Sometimes, breaking your lease can be a good way to avoid an eviction. When you break your lease, you move out before the term of the lease is up and before the landlord files an eviction suit.
If your lease is almost up, and depending on its terms, it may cost you less to finish out the lease than to break it. (This assumes that you can come up with the money to stay there until the lease ends.)
Before you break your lease, to ensure all appropriate measures are taken and that you are aware of the consequences of not following that process. Among other things, your lease may require you to give your landlord notice in advance about your plans, and it may obligate you to continue paying rent until your landlord finds someone to replace you as a tenant.
Your lease may also give your landlord the right to be reimbursed for the expenses he incurs trying to find a new tenant: the cost of a newspaper ad, for example. However in many leases, letting fees are a set amount.
Breaking your lease won’t release you from your obligation to pay your landlord any past-due rent you owe before you move out. Unless you pay that debt, your landlord deducts it from your security deposit together with any late fees and other expenses you owe.

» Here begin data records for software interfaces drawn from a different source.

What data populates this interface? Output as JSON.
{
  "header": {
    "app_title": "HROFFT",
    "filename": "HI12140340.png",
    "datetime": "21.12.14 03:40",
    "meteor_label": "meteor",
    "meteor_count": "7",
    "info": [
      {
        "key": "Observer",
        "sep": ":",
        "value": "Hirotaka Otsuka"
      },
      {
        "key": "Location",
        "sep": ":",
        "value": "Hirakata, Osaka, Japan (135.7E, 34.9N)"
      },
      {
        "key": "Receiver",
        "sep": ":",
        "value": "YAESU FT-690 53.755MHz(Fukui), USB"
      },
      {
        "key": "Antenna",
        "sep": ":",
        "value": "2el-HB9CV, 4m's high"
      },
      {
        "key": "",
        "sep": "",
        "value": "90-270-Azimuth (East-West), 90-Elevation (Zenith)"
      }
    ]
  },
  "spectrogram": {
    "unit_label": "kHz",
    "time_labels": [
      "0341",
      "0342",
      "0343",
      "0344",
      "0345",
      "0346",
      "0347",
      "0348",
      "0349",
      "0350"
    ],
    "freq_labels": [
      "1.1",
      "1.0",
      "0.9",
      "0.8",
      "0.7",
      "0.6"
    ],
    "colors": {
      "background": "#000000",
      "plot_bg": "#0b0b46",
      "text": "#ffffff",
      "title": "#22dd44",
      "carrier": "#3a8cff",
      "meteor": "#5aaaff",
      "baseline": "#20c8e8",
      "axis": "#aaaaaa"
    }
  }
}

If your security deposit is not large enough to cover everything, you must pay the balance (unless your landlord decides to waive it.)